_Work to be completed:_
The entries that follow should come back exactly, with no pictures among them.

_Given data:_
━━━━━━━━━━
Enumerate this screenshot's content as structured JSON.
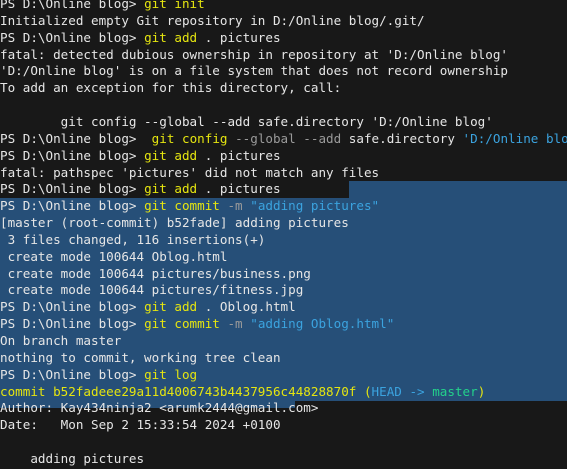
{
  "colors": {
    "background": "#181818",
    "selection": "#264f78",
    "text": "#cccccc",
    "command": "#e5e510",
    "string": "#3ba3df",
    "branch": "#23d18b"
  },
  "terminal": {
    "lines": [
      {
        "segments": [
          {
            "t": "PS D:\\Online blog> ",
            "c": "white"
          },
          {
            "t": "git init",
            "c": "yellow"
          }
        ]
      },
      {
        "segments": [
          {
            "t": "Initialized empty Git repository in D:/Online blog/.git/",
            "c": "white"
          }
        ]
      },
      {
        "segments": [
          {
            "t": "PS D:\\Online blog> ",
            "c": "white"
          },
          {
            "t": "git add",
            "c": "yellow"
          },
          {
            "t": " . pictures",
            "c": "white"
          }
        ]
      },
      {
        "segments": [
          {
            "t": "fatal: detected dubious ownership in repository at 'D:/Online blog'",
            "c": "white"
          }
        ]
      },
      {
        "segments": [
          {
            "t": "'D:/Online blog' is on a file system that does not record ownership",
            "c": "white"
          }
        ]
      },
      {
        "segments": [
          {
            "t": "To add an exception for this directory, call:",
            "c": "white"
          }
        ]
      },
      {
        "segments": [
          {
            "t": "",
            "c": "white"
          }
        ]
      },
      {
        "segments": [
          {
            "t": "        git config --global --add safe.directory 'D:/Online blog'",
            "c": "white"
          }
        ]
      },
      {
        "segments": [
          {
            "t": "PS D:\\Online blog>  ",
            "c": "white"
          },
          {
            "t": "git config",
            "c": "yellow"
          },
          {
            "t": " --global --add",
            "c": "gray"
          },
          {
            "t": " safe.directory ",
            "c": "white"
          },
          {
            "t": "'D:/Online blog'",
            "c": "cyan"
          }
        ]
      },
      {
        "segments": [
          {
            "t": "PS D:\\Online blog> ",
            "c": "white"
          },
          {
            "t": "git add",
            "c": "yellow"
          },
          {
            "t": " . pictures",
            "c": "white"
          }
        ]
      },
      {
        "segments": [
          {
            "t": "fatal: pathspec 'pictures' did not match any files",
            "c": "white"
          }
        ]
      },
      {
        "segments": [
          {
            "t": "PS D:\\Online blog> ",
            "c": "white"
          },
          {
            "t": "git add",
            "c": "yellow"
          },
          {
            "t": " . pictures",
            "c": "white"
          }
        ],
        "sel": "partial"
      },
      {
        "segments": [
          {
            "t": "PS D:\\Online blog> ",
            "c": "white"
          },
          {
            "t": "git commit",
            "c": "yellow"
          },
          {
            "t": " -m ",
            "c": "gray"
          },
          {
            "t": "\"adding pictures\"",
            "c": "cyan"
          }
        ],
        "sel": "full"
      },
      {
        "segments": [
          {
            "t": "[master (root-commit) b52fade] adding pictures",
            "c": "white"
          }
        ],
        "sel": "full"
      },
      {
        "segments": [
          {
            "t": " 3 files changed, 116 insertions(+)",
            "c": "white"
          }
        ],
        "sel": "full"
      },
      {
        "segments": [
          {
            "t": " create mode 100644 Oblog.html",
            "c": "white"
          }
        ],
        "sel": "full"
      },
      {
        "segments": [
          {
            "t": " create mode 100644 pictures/business.png",
            "c": "white"
          }
        ],
        "sel": "full"
      },
      {
        "segments": [
          {
            "t": " create mode 100644 pictures/fitness.jpg",
            "c": "white"
          }
        ],
        "sel": "full"
      },
      {
        "segments": [
          {
            "t": "PS D:\\Online blog> ",
            "c": "white"
          },
          {
            "t": "git add",
            "c": "yellow"
          },
          {
            "t": " . Oblog.html",
            "c": "white"
          }
        ],
        "sel": "full"
      },
      {
        "segments": [
          {
            "t": "PS D:\\Online blog> ",
            "c": "white"
          },
          {
            "t": "git commit",
            "c": "yellow"
          },
          {
            "t": " -m ",
            "c": "gray"
          },
          {
            "t": "\"adding Oblog.html\"",
            "c": "cyan"
          }
        ],
        "sel": "full"
      },
      {
        "segments": [
          {
            "t": "On branch master",
            "c": "white"
          }
        ],
        "sel": "full"
      },
      {
        "segments": [
          {
            "t": "nothing to commit, working tree clean",
            "c": "white"
          }
        ],
        "sel": "full"
      },
      {
        "segments": [
          {
            "t": "PS D:\\Online blog> ",
            "c": "white"
          },
          {
            "t": "git log",
            "c": "yellow"
          }
        ],
        "sel": "full"
      },
      {
        "segments": [
          {
            "t": "commit b52fadeee29a11d4006743b4437956c44828870f (",
            "c": "yellow"
          },
          {
            "t": "HEAD -> ",
            "c": "cyan"
          },
          {
            "t": "master",
            "c": "green"
          },
          {
            "t": ")",
            "c": "yellow"
          }
        ],
        "sel": "full"
      },
      {
        "segments": [
          {
            "t": "Author: Kay434ninja2 <arumk2444@gmail.com>",
            "c": "white"
          }
        ],
        "sel": "partial2"
      },
      {
        "segments": [
          {
            "t": "Date:   Mon Sep 2 15:33:54 2024 +0100",
            "c": "white"
          }
        ]
      },
      {
        "segments": [
          {
            "t": "",
            "c": "white"
          }
        ]
      },
      {
        "segments": [
          {
            "t": "    adding pictures",
            "c": "white"
          }
        ]
      }
    ]
  }
}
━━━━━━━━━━
_Written solution:_
Enumerate this screenshot's content as structured JSON.
{
  "colors": {
    "background": "#181818",
    "selection": "#264f78",
    "text": "#cccccc",
    "command": "#e5e510",
    "string": "#3ba3df",
    "branch": "#23d18b"
  },
  "terminal": {
    "lines": [
      {
        "segments": [
          {
            "t": "PS D:\\Online blog> ",
            "c": "white"
          },
          {
            "t": "git init",
            "c": "yellow"
          }
        ]
      },
      {
        "segments": [
          {
            "t": "Initialized empty Git repository in D:/Online blog/.git/",
            "c": "white"
          }
        ]
      },
      {
        "segments": [
          {
            "t": "PS D:\\Online blog> ",
            "c": "white"
          },
          {
            "t": "git add",
            "c": "yellow"
          },
          {
            "t": " . pictures",
            "c": "white"
          }
        ]
      },
      {
        "segments": [
          {
            "t": "fatal: detected dubious ownership in repository at 'D:/Online blog'",
            "c": "white"
          }
        ]
      },
      {
        "segments": [
          {
            "t": "'D:/Online blog' is on a file system that does not record ownership",
            "c": "white"
          }
        ]
      },
      {
        "segments": [
          {
            "t": "To add an exception for this directory, call:",
            "c": "white"
          }
        ]
      },
      {
        "segments": [
          {
            "t": "",
            "c": "white"
          }
        ]
      },
      {
        "segments": [
          {
            "t": "        git config --global --add safe.directory 'D:/Online blog'",
            "c": "white"
          }
        ]
      },
      {
        "segments": [
          {
            "t": "PS D:\\Online blog>  ",
            "c": "white"
          },
          {
            "t": "git config",
            "c": "yellow"
          },
          {
            "t": " --global --add",
            "c": "gray"
          },
          {
            "t": " safe.directory ",
            "c": "white"
          },
          {
            "t": "'D:/Online blog'",
            "c": "cyan"
          }
        ]
      },
      {
        "segments": [
          {
            "t": "PS D:\\Online blog> ",
            "c": "white"
          },
          {
            "t": "git add",
            "c": "yellow"
          },
          {
            "t": " . pictures",
            "c": "white"
          }
        ]
      },
      {
        "segments": [
          {
            "t": "fatal: pathspec 'pictures' did not match any files",
            "c": "white"
          }
        ]
      },
      {
        "segments": [
          {
            "t": "PS D:\\Online blog> ",
            "c": "white"
          },
          {
            "t": "git add",
            "c": "yellow"
          },
          {
            "t": " . pictures",
            "c": "white"
          }
        ],
        "sel": "partial"
      },
      {
        "segments": [
          {
            "t": "PS D:\\Online blog> ",
            "c": "white"
          },
          {
            "t": "git commit",
            "c": "yellow"
          },
          {
            "t": " -m ",
            "c": "gray"
          },
          {
            "t": "\"adding pictures\"",
            "c": "cyan"
          }
        ],
        "sel": "full"
      },
      {
        "segments": [
          {
            "t": "[master (root-commit) b52fade] adding pictures",
            "c": "white"
          }
        ],
        "sel": "full"
      },
      {
        "segments": [
          {
            "t": " 3 files changed, 116 insertions(+)",
            "c": "white"
          }
        ],
        "sel": "full"
      },
      {
        "segments": [
          {
            "t": " create mode 100644 Oblog.html",
            "c": "white"
          }
        ],
        "sel": "full"
      },
      {
        "segments": [
          {
            "t": " create mode 100644 pictures/business.png",
            "c": "white"
          }
        ],
        "sel": "full"
      },
      {
        "segments": [
          {
            "t": " create mode 100644 pictures/fitness.jpg",
            "c": "white"
          }
        ],
        "sel": "full"
      },
      {
        "segments": [
          {
            "t": "PS D:\\Online blog> ",
            "c": "white"
          },
          {
            "t": "git add",
            "c": "yellow"
          },
          {
            "t": " . Oblog.html",
            "c": "white"
          }
        ],
        "sel": "full"
      },
      {
        "segments": [
          {
            "t": "PS D:\\Online blog> ",
            "c": "white"
          },
          {
            "t": "git commit",
            "c": "yellow"
          },
          {
            "t": " -m ",
            "c": "gray"
          },
          {
            "t": "\"adding Oblog.html\"",
            "c": "cyan"
          }
        ],
        "sel": "full"
      },
      {
        "segments": [
          {
            "t": "On branch master",
            "c": "white"
          }
        ],
        "sel": "full"
      },
      {
        "segments": [
          {
            "t": "nothing to commit, working tree clean",
            "c": "white"
          }
        ],
        "sel": "full"
      },
      {
        "segments": [
          {
            "t": "PS D:\\Online blog> ",
            "c": "white"
          },
          {
            "t": "git log",
            "c": "yellow"
          }
        ],
        "sel": "full"
      },
      {
        "segments": [
          {
            "t": "commit b52fadeee29a11d4006743b4437956c44828870f (",
            "c": "yellow"
          },
          {
            "t": "HEAD -> ",
            "c": "cyan"
          },
          {
            "t": "master",
            "c": "green"
          },
          {
            "t": ")",
            "c": "yellow"
          }
        ],
        "sel": "full"
      },
      {
        "segments": [
          {
            "t": "Author: Kay434ninja2 <arumk2444@gmail.com>",
            "c": "white"
          }
        ],
        "sel": "partial2"
      },
      {
        "segments": [
          {
            "t": "Date:   Mon Sep 2 15:33:54 2024 +0100",
            "c": "white"
          }
        ]
      },
      {
        "segments": [
          {
            "t": "",
            "c": "white"
          }
        ]
      },
      {
        "segments": [
          {
            "t": "    adding pictures",
            "c": "white"
          }
        ]
      }
    ]
  }
}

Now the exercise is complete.